At the end of last year, I wrote two social weather reports (here and here) about signs that the social mood was shifting out of the vulnerable phase of the excitement cycle, and into the restless warm-up phase.
The telltale signs were teenage and 20-something girls starting to openly brush against me in public retail stores, as well as catcalling me from their car. It hadn't happened since the summer of 2015, which is the year the vulnerable phase began. And that had been standard stuff going back to 2005, when the last restless warm-up phase began. It was far less common during the early 2000s when I was in college (probably the lamest and most frustrating time to be there, other than the late 2010s). But it did happen during the '90s when I was in middle and high school.
So it rises and falls according to the excitement cycle -- getting warmed up during the warm-up phase, lasting through the manic phase, then falling off a cliff during the vulnerable phase.
I assumed these behaviors would continue throughout this year, although the initial coronavirus lockdown seemed to put a halt to the cycle's plans. They're less willing to brush against you when the norm is social distancing.
Still, the fact that people are so restless under quarantine only proves that we are in fact in the restless phase, and out of the vulnerable phase. Otherwise we'd be happy to burrow away in our snug little cocoons indefinitely, where no one could socially and emotionally over-stimulate us and cause us pain. We're now craving that social stimulation, and we don't want to stay holed up forever where no one can interact with us.
Young people more than others seem especially eager to get back outside. And I don't mean "back" as in returning to their behavior of last year or the year before, when they were in the emo phase like everyone else. I mean for the first time in five years to really be out and about.
And sure enough, after a few months of lockdown mentality, they're chafing at the social isolation and have resumed their flirtatious behavior in public places. Not in retail stores anymore -- those are mostly closed, and on the few occasions I've gone to a grocery store, there were mainly old people around. But they're making the best of their circumstances, and taking their restless behavior to streets, sidewalks, and parks -- walking, riding bikes, roller-blading, skateboarding, and so on.
To keep from going stir-crazy, I go out for a drive a few times a week, always with the windows down so it doesn't feel like another enclosed space, and to pick up everyone's mood with the music streaming out. Pedestrians react friendly rather than annoyed, confirming my pre-corona report that strangers had begun saying "Hi" in the park again for the first time in five years.

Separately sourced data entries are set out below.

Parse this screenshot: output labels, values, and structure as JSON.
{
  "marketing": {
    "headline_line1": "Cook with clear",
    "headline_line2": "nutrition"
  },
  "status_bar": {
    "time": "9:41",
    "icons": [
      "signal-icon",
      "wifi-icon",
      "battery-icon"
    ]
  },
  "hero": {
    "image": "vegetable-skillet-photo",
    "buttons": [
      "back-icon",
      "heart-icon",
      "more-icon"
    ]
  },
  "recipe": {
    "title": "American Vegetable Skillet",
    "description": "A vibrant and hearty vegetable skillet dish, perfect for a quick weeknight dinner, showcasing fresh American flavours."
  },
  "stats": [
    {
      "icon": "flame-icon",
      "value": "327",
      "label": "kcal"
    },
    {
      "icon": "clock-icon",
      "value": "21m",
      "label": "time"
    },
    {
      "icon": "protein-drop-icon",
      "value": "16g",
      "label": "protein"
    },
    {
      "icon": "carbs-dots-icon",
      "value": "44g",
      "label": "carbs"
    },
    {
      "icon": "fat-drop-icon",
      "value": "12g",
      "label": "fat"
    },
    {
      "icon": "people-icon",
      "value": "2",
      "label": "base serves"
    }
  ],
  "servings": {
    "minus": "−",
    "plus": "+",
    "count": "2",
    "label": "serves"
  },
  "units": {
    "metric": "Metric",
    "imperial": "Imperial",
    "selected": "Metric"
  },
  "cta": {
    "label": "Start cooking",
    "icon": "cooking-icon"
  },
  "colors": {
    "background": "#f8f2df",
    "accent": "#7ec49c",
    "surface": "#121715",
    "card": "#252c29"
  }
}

But in the past week or so, perhaps driven by the warm weather, I've noticed the girls giving more forward signs than just a friendly smile. Today as I slowed to a red light -- "Cars" playing on the radio -- a cute teenager walking by turned her head, gave me a nervous double-take look through over-sized sunglasses, and started involuntarily petting her hair.

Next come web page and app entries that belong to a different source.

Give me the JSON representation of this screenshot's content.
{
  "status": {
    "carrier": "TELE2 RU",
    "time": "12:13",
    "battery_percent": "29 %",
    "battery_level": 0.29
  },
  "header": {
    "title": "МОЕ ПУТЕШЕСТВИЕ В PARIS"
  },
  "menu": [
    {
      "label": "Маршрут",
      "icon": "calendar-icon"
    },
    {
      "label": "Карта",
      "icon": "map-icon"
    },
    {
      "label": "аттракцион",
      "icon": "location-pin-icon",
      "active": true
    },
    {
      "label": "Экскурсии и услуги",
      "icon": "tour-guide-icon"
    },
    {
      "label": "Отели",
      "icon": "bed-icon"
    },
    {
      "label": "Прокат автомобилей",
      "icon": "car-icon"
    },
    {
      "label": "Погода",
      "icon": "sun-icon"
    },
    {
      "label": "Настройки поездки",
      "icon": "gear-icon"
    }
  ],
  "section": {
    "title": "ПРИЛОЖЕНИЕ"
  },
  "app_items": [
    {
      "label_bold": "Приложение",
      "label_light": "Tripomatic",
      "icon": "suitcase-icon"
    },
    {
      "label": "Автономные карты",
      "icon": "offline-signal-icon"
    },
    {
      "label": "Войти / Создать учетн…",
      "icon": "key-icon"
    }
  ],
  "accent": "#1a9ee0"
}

Omigosh, is that a random hot guy? Finally, a chance to restore my validation reserves!!!
Who am I to harm her self-esteem by denying her? Nothing wrong with some steady confident eye-contact for several moments at a red light. It must've been the first contact she'd had in a long time.
I do take those situations seriously -- she's willing to put herself out there on multiple levels. She's going through adolescence, she's coming out of the vulnerable-phase cocoon, and she's trying to stay normal under the quarantine. She deserves a reward for taking the risk, and if she wants to claim that validation reward from me rather than someone else, that's just the duty I'll have to fulfill in order to help keep society whole rather than fragmented. Especially when she's just indulging in some wholesome flirtation, and not anything slutty or crazy.
The week before, I came to a red light with "Rock and Roll High School" on the CD player. Two high school girls were riding bikes in the other direction, and I noticed the usual look on their faces. I put on my left turn signal while waiting, and they then decided to turn right on red, heading the same direction but making me chase them a little after the light turned green. They'd been at the red light first, and could've turned right before I even got there; only when I put on my left signal did they decide to go down there.
After driving around them, I turned left at the next stop sign, and not long after noticed that they'd made the same turn again to follow me. It's an unusual path in the neighborhood -- I was taking a scenic route while cruising around aimlessly -- and all the other walkers, joggers, bike riders, and dog walkers just move along that first street that we were both on. For them to take two unusual turns is not exactly subtle -- but then their brains are too soaked in hormones to practice less conspicuous tailing behavior.
And besides, their point was not to creepily stalk me -- it was to play "tag, you're it!" After some initial eye-contact to tag me, they made me follow behind and beside them, then once I'd carefully passed them on the narrow street, I had effectively tagged them back, and they began chasing me to tag me back again.
It was cute! But I wasn't going to egg them on too much, so I picked up a little speed and made a few more turns so they wouldn't be so hot on my tail. They'd gotten enough of a reward for taking their pro-social risk in a public place like that.
I get followed around in retail stores by those girls, but this was the first occasion where they had upped the ante to vehicular pursuit. It's probably only a matter of time before the roller-bladers and skater girls pull up to my bumper, grab on, and ask me to please carry them along for a ride...